The common Pohnpeian custom of assisting a person in need should not be dispensed with in order to allow the defense of contributory negligence or assumption of risk to be raised.Koike v. Ponape Rock Products, Inc., 3 FSM Intrm. 57, 67 (Pon. S. Ct. Tr. 1986).

According to the Pohnpeian view of civil wrongs, if one damages another's property, he must repair or replace it; if one injures another person, he must apologize and provide assistance to the injured person and his family; if one kills another person, he must provide the assistance that the victim would have provided and may have to offer another person to take the place of victim in his family.  Koike v. Ponape Rock Products, Inc., 3 FSM Intrm. 57, 70-71 (Pon. S. Ct. Tr. 1986).

The Pohnpei Supreme Court declines to adopt the "collateral source" rule, according to which alternative sources of income available to a victim are not allowed to be deducted from the amount the negligent party owes, because it does not want to discourage customary forms of family restitution.  Koike v. Ponape Rock Products, Inc., 3 FSM Intrm. 57, 74 (Pon. S. Ct. Tr. 1986).

Under Pohnpeian state law after confirmation of a customary separation or divorce under 39 TTC 5, the court may order custody and child support under 39 TTC 103.  Pernet v. Aflague, 4 FSM Intrm. 222, 225 (Pon. 1990).

Although under historical Pohnpeian customary law only the husband had rights over the children of the marriage, now both parents have rights and responsibilities in connection with a marriage and the court should take this into consideration in determining child custody rights and support payment obligations in cases of customary divorce.  Pernet v. Aflague, 4 FSM Intrm. 222, 225 (Pon. 1990).

The doctrine of comparative negligence is more consistent with life in Pohnpei in that the doctrine recognizes that injuries and damages are often caused through a combination of errors and misjudgments by more than one person.  Nothing in Pohnpei custom absolves a party who caused injury to another from the customary obligations of apology and reconciliation because the injured party's negligence contributed to the injury.  Alfons v. Edwin, 5 FSM Intrm. 238, 242 (Pon. 1991).

The Pohnpei court system has to be extra cautious applying the foreignly developed concepts of criminal justice into its own, so that in adopting or applying such concepts it does so without doing injustice to Pohnpeian culture and traditional values.  Pohnpei v. Weilbacher, 5 FSM Intrm. 431, 449 (Pon. S. Ct. Tr. 1992).
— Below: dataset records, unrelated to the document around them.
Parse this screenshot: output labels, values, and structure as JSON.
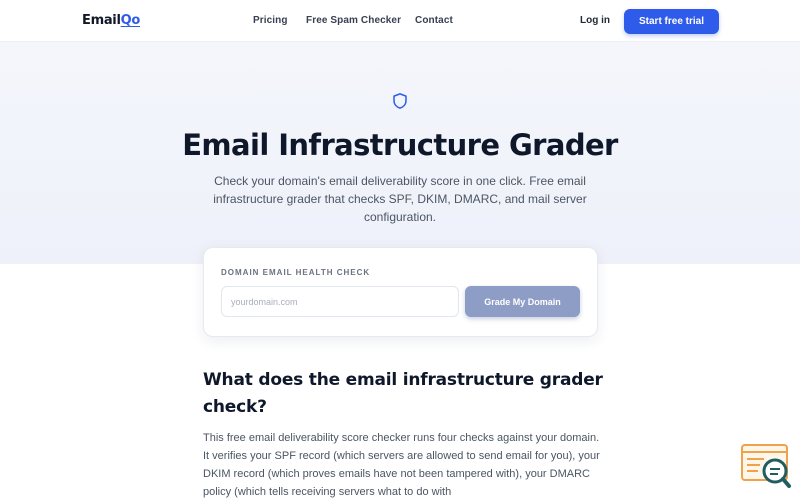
{
  "header": {
    "logo_prefix": "Email",
    "logo_accent": "Qo",
    "nav": [
      "Pricing",
      "Free Spam Checker",
      "Contact"
    ],
    "login_label": "Log in",
    "cta_label": "Start free trial"
  },
  "hero": {
    "icon": "shield-icon",
    "title": "Email Infrastructure Grader",
    "subtitle": "Check your domain's email deliverability score in one click. Free email infrastructure grader that checks SPF, DKIM, DMARC, and mail server configuration."
  },
  "card": {
    "label": "DOMAIN EMAIL HEALTH CHECK",
    "input_placeholder": "yourdomain.com",
    "input_value": "",
    "button_label": "Grade My Domain"
  },
  "section": {
    "title": "What does the email infrastructure grader check?",
    "body": "This free email deliverability score checker runs four checks against your domain. It verifies your SPF record (which servers are allowed to send email for you), your DKIM record (which proves emails have not been tampered with), your DMARC policy (which tells receiving servers what to do with"
  },
  "widget": {
    "icon": "email-search-icon"
  },
  "colors": {
    "accent": "#2f5bea",
    "grade_button": "#8e9dc6",
    "widget_orange": "#f0a24a",
    "widget_teal": "#1f5d63"
  }
}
The Pohnpeian customary practice of quickly resolving conflict resulting from the commission of an act is closely related to, if not the counterpart of the Western concept of a speedy trial.Pohnpei v. Weilbacher, 5 FSM Intrm. 431, 450 (Pon. S. Ct. Tr. 1992).

      Section 2.  Protection of Customs and Traditions.
     The Government of Pohnpei shall respect and protect the customs and traditions of Pohnpei.  Statutes may be enacted to uphold customs or traditions.  If such a statute is challenged as violating the rights guaranteed by this Constitution, it shall be upheld upon proof of the existence and regular practice of the custom or tradition and the reasonableness of the means established for its protection, as determined by the Pohnpei Supreme Court.
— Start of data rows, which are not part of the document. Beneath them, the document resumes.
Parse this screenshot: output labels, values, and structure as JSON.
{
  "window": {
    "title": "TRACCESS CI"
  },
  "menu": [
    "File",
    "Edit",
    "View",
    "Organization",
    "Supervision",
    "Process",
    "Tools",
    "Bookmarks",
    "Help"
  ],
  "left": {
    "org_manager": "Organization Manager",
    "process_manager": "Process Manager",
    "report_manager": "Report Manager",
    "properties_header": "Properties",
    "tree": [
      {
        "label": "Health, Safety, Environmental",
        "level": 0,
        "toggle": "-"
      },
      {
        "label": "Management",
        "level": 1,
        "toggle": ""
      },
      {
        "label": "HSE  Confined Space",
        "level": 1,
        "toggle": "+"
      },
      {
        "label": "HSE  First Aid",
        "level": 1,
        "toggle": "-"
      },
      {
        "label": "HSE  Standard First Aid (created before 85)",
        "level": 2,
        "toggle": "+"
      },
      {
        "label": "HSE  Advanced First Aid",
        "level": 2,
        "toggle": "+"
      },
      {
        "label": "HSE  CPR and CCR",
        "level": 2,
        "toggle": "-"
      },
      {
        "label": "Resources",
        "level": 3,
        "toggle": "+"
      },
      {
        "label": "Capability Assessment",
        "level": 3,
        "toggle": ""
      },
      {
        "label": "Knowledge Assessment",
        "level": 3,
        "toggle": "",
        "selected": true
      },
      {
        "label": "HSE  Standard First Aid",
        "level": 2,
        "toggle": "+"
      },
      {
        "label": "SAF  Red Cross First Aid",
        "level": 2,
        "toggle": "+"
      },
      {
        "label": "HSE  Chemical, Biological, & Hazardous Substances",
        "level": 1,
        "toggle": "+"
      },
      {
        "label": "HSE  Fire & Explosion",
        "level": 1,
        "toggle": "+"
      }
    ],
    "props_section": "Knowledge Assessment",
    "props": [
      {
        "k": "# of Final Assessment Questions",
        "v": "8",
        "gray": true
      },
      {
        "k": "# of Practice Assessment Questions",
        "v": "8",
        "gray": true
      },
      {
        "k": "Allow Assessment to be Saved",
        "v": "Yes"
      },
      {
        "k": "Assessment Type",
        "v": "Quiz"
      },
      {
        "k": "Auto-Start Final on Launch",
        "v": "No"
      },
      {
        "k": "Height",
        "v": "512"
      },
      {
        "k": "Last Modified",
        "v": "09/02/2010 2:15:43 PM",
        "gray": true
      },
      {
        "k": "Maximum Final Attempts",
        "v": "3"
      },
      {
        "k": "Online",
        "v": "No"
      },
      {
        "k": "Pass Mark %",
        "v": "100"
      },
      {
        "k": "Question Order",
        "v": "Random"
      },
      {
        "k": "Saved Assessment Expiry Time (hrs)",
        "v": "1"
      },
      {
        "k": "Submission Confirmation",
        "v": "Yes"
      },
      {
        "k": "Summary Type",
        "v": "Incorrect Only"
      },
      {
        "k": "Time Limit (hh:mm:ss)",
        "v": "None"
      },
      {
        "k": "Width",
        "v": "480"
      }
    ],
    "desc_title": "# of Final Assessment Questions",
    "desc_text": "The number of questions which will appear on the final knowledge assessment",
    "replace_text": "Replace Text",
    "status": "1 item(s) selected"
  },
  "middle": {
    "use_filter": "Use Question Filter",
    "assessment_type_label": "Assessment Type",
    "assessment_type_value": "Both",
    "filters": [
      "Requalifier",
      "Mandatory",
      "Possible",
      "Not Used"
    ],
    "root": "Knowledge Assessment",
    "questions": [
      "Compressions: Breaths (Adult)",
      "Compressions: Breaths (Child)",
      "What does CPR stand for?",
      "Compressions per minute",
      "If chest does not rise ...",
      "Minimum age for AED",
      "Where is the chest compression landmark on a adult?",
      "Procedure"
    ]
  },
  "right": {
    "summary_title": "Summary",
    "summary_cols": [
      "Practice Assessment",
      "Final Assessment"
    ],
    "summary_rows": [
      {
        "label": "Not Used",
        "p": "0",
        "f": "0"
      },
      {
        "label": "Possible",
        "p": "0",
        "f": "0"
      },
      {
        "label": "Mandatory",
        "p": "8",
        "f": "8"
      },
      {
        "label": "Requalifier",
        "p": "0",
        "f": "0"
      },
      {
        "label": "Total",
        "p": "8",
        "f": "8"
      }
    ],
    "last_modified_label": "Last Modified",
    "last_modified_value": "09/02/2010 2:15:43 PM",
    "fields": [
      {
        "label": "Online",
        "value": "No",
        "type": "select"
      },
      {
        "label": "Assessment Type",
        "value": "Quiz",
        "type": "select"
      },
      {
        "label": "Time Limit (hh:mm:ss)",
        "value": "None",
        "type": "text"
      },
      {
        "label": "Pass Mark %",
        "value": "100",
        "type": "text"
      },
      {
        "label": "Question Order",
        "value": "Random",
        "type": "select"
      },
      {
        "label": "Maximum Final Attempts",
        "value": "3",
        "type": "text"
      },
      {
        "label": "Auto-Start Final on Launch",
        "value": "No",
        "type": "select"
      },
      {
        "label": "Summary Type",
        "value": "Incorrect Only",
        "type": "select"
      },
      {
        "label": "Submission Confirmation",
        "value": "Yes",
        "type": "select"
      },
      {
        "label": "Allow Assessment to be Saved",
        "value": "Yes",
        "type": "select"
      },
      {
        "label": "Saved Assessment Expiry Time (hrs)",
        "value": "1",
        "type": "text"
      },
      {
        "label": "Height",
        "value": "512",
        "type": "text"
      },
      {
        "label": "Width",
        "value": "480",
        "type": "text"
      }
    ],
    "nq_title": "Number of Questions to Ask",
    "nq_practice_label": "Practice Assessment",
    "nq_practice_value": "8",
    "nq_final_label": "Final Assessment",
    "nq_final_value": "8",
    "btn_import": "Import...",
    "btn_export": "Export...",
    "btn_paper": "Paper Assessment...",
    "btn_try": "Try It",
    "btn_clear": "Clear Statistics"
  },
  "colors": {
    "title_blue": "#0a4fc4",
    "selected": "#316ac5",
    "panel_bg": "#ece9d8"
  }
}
     Section 3.  Family Obligations.
     (1)   To strengthen and retain good family relations in Pohnpei, as needed, this Constitution recognizes and protects the responsibility and authority of parents over their children.

     (2)   This Constitution also acknowledges the duties and rights of children in regard to respect and good family relations as needed.